The Two Extremes of Life
There’s the Ocean and there’s Social media. Where do you want to be?
Let me share a small experiment I did with myself in the past week. (Yes, the term experiment has only been thought of later.) I actually went through a couple of distinct phases unintentionally but now I prefer to tell myself I did it in full volition. The case of a small lie for the sake of greater good!
In the first half of the week, I focused on drinking-in intellectual substances only. By that, I mean profound books and videos on and offline. I stopped myself from consuming anything that didn’t have such substance. By that, I mean sports, pop music, entertainment movies, and so on — on and offline. And then in the latter half — ending yesterday — I blindly drank all superficial substances mentioned above and stopped myself from consuming anything of intellectual worth.
I felt completely different in both those phases. Completely opposite. I am going to discuss what I went through.
Phase 1: Intellectual Content
In this phase, I finished a couple of books, started a dozen, and read a hell of a lot of articles on Medium and across the Internet. I even watched videos that made me pause: to think! And then I thought, wrote.
As I mentioned earlier, I really did successfully suppress all the urge to lie down casually and go on a YouTube spree.
During all this, I felt complete, fulfilled, mature and responsible. If I am to describe the phase in one word, it would be:
Yes, there was a depth and width to me only comparable to that giant which occupies more than 70% of Earth’s space.
I was thinking about all the big questions of existence. From the threat of AI to Human Extinction. From the future of movies to house crows.
I looked at myself as a responsible individual of the world and even vowed to concern myself only with things that needed serious attention.
‘I know, things of intellectual worth do not have much of a market and craze but I should stand-by and persevere in things of real worth and not jump off random cliffs just because 90% of humanity is doing so,’ I said to myself.
I asked myself questions such as: What are the things of real value? Where might humanity be headed? — — — and related to those I mentioned in the paragraph above the one above the one above.
I ridiculed myself for spending all the hours I have spent doing nothing: Gossiping things of insignificance, consuming content to distract, etc.
AND THEN SOMETHING OF PRACTICAL SIGNIFICANCE HAPPENED THAT WAS DISTRACTING ENOUGH TO TAKE ME TO A DIFFERENT LANE.
Phase 2: Casual Content
In this phase, I didn’t touch a book, didn’t even open Medium, and focused on my practical duties. The duties agitated, frustrated me to such an extent that all I wanted to do was lay down whenever I was free enough. And so I just watched videos that lulled me: to watch more! And then I watched, and watched some more. I even read user comments!
It didn’t take long for the urge to learn, think, and create to extinguish from me. It was easy. So easy that I wondered if I wasn’t actually cut for intellectual things and I had been wasting my time all along.
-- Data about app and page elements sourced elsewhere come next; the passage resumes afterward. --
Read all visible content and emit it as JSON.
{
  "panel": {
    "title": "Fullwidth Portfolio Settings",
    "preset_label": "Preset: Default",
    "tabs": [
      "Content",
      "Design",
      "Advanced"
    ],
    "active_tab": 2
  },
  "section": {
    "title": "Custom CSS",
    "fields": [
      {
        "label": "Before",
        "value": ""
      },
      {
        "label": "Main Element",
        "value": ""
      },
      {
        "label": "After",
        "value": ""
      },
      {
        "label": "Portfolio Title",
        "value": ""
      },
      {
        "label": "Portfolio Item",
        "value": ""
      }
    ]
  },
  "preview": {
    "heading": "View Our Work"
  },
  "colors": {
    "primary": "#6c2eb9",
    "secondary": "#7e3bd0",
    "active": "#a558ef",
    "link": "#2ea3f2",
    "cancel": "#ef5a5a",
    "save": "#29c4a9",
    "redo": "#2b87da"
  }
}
During all this, I merely swerved along the two extremes of frustration and excitement. If I am to describe that phase in one term, it would be:
Yes, there was such mundane information and chaos in me only comparable to these giants which occupy a lot of most People’s time.
I completely forgot all the questions I asked before. About existence, threat of AI, Human Extinction, etc. I forgot all that. I didn’t even once pay attention to crows that cawed in front of me. Hours after hours went-by without notice as I gladly flew in the information heavens.
I looked at myself as an individual who hasn’t been able to utilize his life to the fullest. As I watched a post-match analysis of a Cricket game, I even agreed with one of its advocates that everyone in the world should be watching cricket. It’s such an important sport after all! Cricket should be made popular in the US, Canada, France, and all that. Cricket should do something about the rain though, How sexy is that guitar of xyz, etc.
‘I may have made a huge mistake by not choosing to be a cricketer. Look how fulfilled they are! But it’s not too late, I can still be a cricket writer and climb the ladder towards becoming a legendary commentator someday. Most people enjoy these stuff because they are worthy,’ I said to myself.
I asked myself questions such as: Who would earn more: A Sportsman or an Actor? Would it be possible to become a billionaire through music today? In which channel might they broadcast the next series? — — — and others related to those I mentioned in the paragraph above the one above.
I ridiculed myself for selling my guitar and spending all the hours I have spent thinking, reading, and writing intellectual stuff: Such a boring person I had become, What was I thinking buying that Nietzsche book! Why do I have a cropped image of Sartre in my wallpaper? No wonder I am anxious most of the time!